(Task) All lines in the records that carry the string "virtual" are to be shown.
[Data for review]
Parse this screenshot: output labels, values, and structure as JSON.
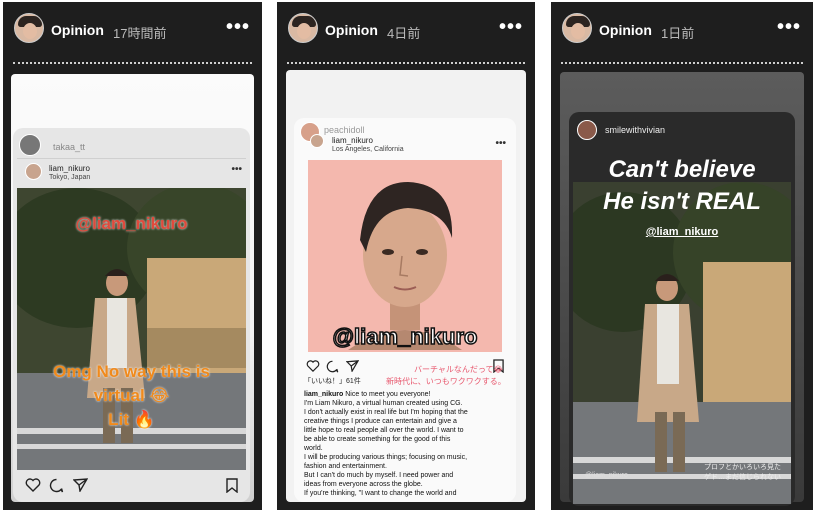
{
  "stories": [
    {
      "header": {
        "username": "Opinion",
        "time": "17時間前",
        "more": "•••"
      },
      "repost": {
        "username": "takaa_tt"
      },
      "post": {
        "username": "liam_nikuro",
        "location": "Tokyo, Japan",
        "more": "•••",
        "mention": "@liam_nikuro",
        "sticker_line1": "Omg No way this is",
        "sticker_line2": "virtual 😂",
        "sticker_line3": "Lit 🔥"
      }
    },
    {
      "header": {
        "username": "Opinion",
        "time": "4日前",
        "more": "•••"
      },
      "repost": {
        "username": "peachidoll"
      },
      "post": {
        "username": "liam_nikuro",
        "location": "Los Angeles, California",
        "more": "•••",
        "mention": "@liam_nikuro",
        "likes": "「いいね！」61件",
        "jp_line1": "バーチャルなんだって😂",
        "jp_line2": "新時代に、いつもワクワクする。",
        "caption_user": "liam_nikuro",
        "caption_lines": [
          "Nice to meet you everyone!",
          "I'm Liam Nikuro, a virtual human created using CG.",
          "I don't actually exist in real life but I'm hoping that the",
          "creative things I produce can entertain and give a",
          "little hope to real people all over the world. I want to",
          "be able to create something for the  good of this",
          "world.",
          "I will be producing various things; focusing on music,",
          "fashion and entertainment.",
          "But I can't do much by myself. I need power and",
          "ideas from everyone across the globe.",
          "If you're thinking, \"I want to change the world and"
        ]
      }
    },
    {
      "header": {
        "username": "Opinion",
        "time": "1日前",
        "more": "•••"
      },
      "repost": {
        "username": "smilewithvivian"
      },
      "post": {
        "headline_line1": "Can't believe",
        "headline_line2": "He isn't REAL",
        "mention": "@liam_nikuro",
        "watermark": "@liam_nikuro",
        "jp_caption_line1": "プロフとかいろいろ見た",
        "jp_caption_line2": "ゲド…まだ信じられない"
      }
    }
  ],
  "colors": {
    "story_bg": "#1e1e1e",
    "mention_red": "#e04a3c",
    "sticker_orange": "#f08a1c",
    "pink_bg": "#f4b8ae",
    "text_pink": "#e8586e"
  }
}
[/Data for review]
(Answer section)
        "sticker_line2": "virtual 😂",
          "I'm Liam Nikuro, a virtual human created using CG.",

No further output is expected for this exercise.